Ever expanding applications of RF and microwaves for wireless and cable applications have revived the development efforts of components at these frequencies. There is a continuing demand to reduce the cost and increase the performance and quality at the same time. Mini-Circuits is working to satisfy these goals and has introduced a new splitter series to meet the demands of the market. These splitters are designed to need only commercially available low-cost off-the-shelf chip resistors and capacitors as external components, and are designed for automated manufacturing to achieve low overall cost.

What Constitutes a Power Splitter:

Figure 1: Block schematic of a power splitter.

Figure 1 is the block schematic of a 2-way power splitter. It consists of a divider section, a matching section, a resistor R1 and capacitor C. The function of the divider section is, as the name implies, to divide the input signal into two parts. The matching section together with capacitor C performs wide-band matching at all ports. Resistor R1 helps provide wide-band isolation between the two RF output ports. The matching and divider sections form the heart of the splitter. They are realized using magnetic cores. The matching and divider sections are integrated into a single unit, and are herein afterwards called the splitter. The next section describes the splitter.

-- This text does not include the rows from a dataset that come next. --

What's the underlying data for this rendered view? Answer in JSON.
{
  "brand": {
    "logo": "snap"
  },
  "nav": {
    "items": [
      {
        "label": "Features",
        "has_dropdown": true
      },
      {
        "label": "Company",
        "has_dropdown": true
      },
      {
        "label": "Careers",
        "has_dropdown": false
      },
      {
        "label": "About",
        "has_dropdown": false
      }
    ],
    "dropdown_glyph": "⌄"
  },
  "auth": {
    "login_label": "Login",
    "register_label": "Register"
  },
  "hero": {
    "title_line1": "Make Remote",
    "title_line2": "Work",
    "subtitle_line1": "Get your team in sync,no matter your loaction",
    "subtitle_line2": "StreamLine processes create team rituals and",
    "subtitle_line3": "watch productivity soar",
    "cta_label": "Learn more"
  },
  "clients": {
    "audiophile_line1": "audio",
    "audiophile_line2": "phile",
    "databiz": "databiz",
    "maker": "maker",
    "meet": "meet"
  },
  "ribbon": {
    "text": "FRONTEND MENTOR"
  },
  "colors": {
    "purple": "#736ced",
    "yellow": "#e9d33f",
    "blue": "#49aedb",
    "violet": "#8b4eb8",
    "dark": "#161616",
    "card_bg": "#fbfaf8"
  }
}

Construction of the “TCP” Device

TCP-series splitters use one ferromagnetic core transmission line transformer for power division and another similar transformer for matching. The base of the device is made of plastic with embedded leads, which makes the construction very rugged. The leads are solder plated for excellent solderability. All connections from the transformers to the header are made by welding. This helps to ensure preciseness of the assembly, with resulting high performance repeatability, as well as preventing any disconnection during re-flow.

Performance of the Splitter

Mini-Circuits has introduced two splitters, each covering the frequency range of 5 to 1000 MHz. TCP-2-10 is designed for 50Ω and TCP-2-10-75 is for 75Ω characteristic impedance. Figure 2 is a photograph of the splitter and Table 1 gives the specifications. Figure 3 shows the insertion loss of TCP-2-10. The insertion loss of the splitter is typically 0.5 dB above the 3 dB split over the band. Figure 4 shows the isolation vs. frequency, which is typically 25 dB over the band. Figure 5 shows VSWR vs. frequency at all three ports, which is typically 1.1:1. Circuit board layout plays an important role in the performance of the splitter. In order to minimize parasitic effects, the suggested layout shown in Figure 6 should be used. The external components, resistor and capacitor should be of 0805 size. The chip resistor should have a nominal value of 100 and 150Ω for TCP-2-10 and TCP-2-10-75 respectively. Each capacitor should be of NPO type with a nominal value of 1.5 pF. For TCP-2-10 use both C1 and C2 as shown in Fig 6; for TCP-2-10-75, use only C2.

Conclusion

Two power splitters have been introduced to operate over 5-1000 MHz. Due to all-welded connections the splitters are very rugged. The product has been designed to be manufactured in automated set-ups which helps lower the cost. Further cost reduction is obtained by designing the unit to work with a low-cost off the shelf chip resistor and capacitor used as external components.

Table 1
Figure 2
Figure 3
Figure 4
Figure 5
Figure 6

Browse all RF power splitters/combiners